Classical Bulletin
Special Issue 1, 2018
doi: 10.33909/cb/94.2018.02.007
Transcending Capitalism of the Employment and the Social Conditions of Working Classes

Harwey David, Ecusso
University of Wisconsin, Department of Sociology, Madison, USA

ABSTRACT
No idea is more closely associated with Marx than the claim that the intrinsic, contradictory dynamics of capitalism ultimately lead to its self-destruction while simultaneously creating conditions favourable for a revolutionary rupture needed to create an emancipatory alternative in which the control by the capitalist class of investments and production is displaced by radical economic democracy. Marx’s formulation of a theory of transcending capitalism is unsatisfactory for two main reasons: 1) the dynamics of capitalism may generate great harms, but they do not inherently make capitalism unsustainable nor do they generate the structural foundations of a collective actor with a capacity to overthrow capitalism; 2) the vision of a system-level rupture with capitalism is not a plausible strategy replacing capitalism by a democratic-egalitarian economic system. Nevertheless, there are four central propositions anchored in the Marxist tradition that remain essential for understanding the possibility of transcending capitalism: 1. Capitalism obstructs the realization of conditions for human flourishing. 2. Another world is possible. 3. Capitalism’s dynamics are intrinsically contradictory. 4. Emancipatory transformation requires popular mobilization and struggle.These four propositions can underwrite a strategic vision of eroding the dominance of capitalism by building democratic-egalitarian economic relations within the contradictory spaces of capitalism.

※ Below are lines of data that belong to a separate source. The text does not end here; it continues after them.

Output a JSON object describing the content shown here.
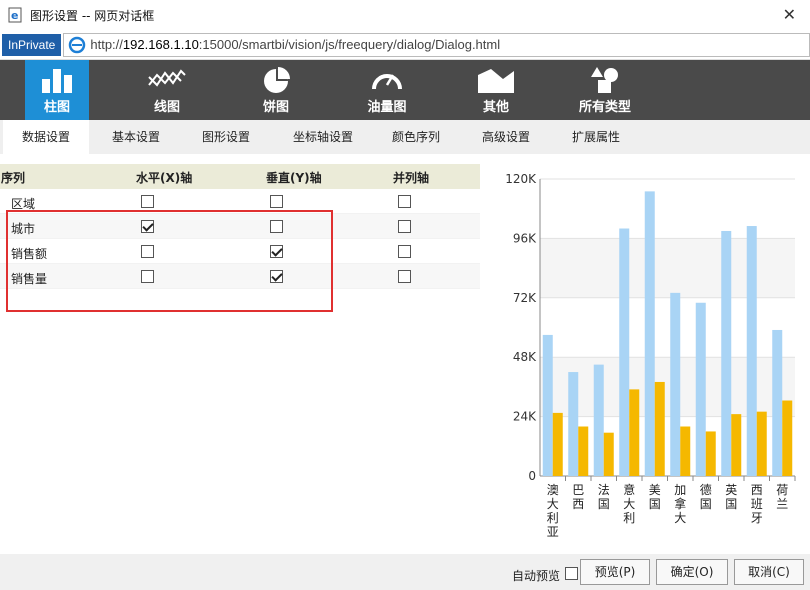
{
  "window": {
    "title": "图形设置 -- 网页对话框",
    "close_label": "✕"
  },
  "address": {
    "badge": "InPrivate",
    "url_prefix": "http://",
    "url_host": "192.168.1.10",
    "url_rest": ":15000/smartbi/vision/js/freequery/dialog/Dialog.html"
  },
  "chart_types": [
    {
      "label": "柱图",
      "active": true
    },
    {
      "label": "线图"
    },
    {
      "label": "饼图"
    },
    {
      "label": "油量图"
    },
    {
      "label": "其他"
    },
    {
      "label": "所有类型"
    }
  ],
  "tabs": [
    "数据设置",
    "基本设置",
    "图形设置",
    "坐标轴设置",
    "颜色序列",
    "高级设置",
    "扩展属性"
  ],
  "grid": {
    "headers": [
      "序列",
      "水平(X)轴",
      "垂直(Y)轴",
      "并列轴"
    ],
    "rows": [
      {
        "name": "区域",
        "x": false,
        "y": false,
        "p": false
      },
      {
        "name": "城市",
        "x": true,
        "y": false,
        "p": false
      },
      {
        "name": "销售额",
        "x": false,
        "y": true,
        "p": false
      },
      {
        "name": "销售量",
        "x": false,
        "y": true,
        "p": false
      }
    ]
  },
  "chart_data": {
    "type": "bar",
    "categories": [
      "澳大利亚",
      "巴西",
      "法国",
      "意大利",
      "美国",
      "加拿大",
      "德国",
      "英国",
      "西班牙",
      "荷兰"
    ],
    "series": [
      {
        "color": "#a9d4f5",
        "values": [
          57000,
          42000,
          45000,
          100000,
          115000,
          74000,
          70000,
          99000,
          101000,
          59000
        ]
      },
      {
        "color": "#f5b800",
        "values": [
          25500,
          20000,
          17500,
          35000,
          38000,
          20000,
          18000,
          25000,
          26000,
          30500
        ]
      }
    ],
    "yticks": [
      "0",
      "24K",
      "48K",
      "72K",
      "96K",
      "120K"
    ],
    "ylim": [
      0,
      120000
    ]
  },
  "footer": {
    "auto_preview": "自动预览",
    "preview": "预览(P)",
    "ok": "确定(O)",
    "cancel": "取消(C)"
  }
}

Keywords: Karl Marx, 200th anniversary, transcendence of capitalism, real utopias, socialism, contradiction, crisis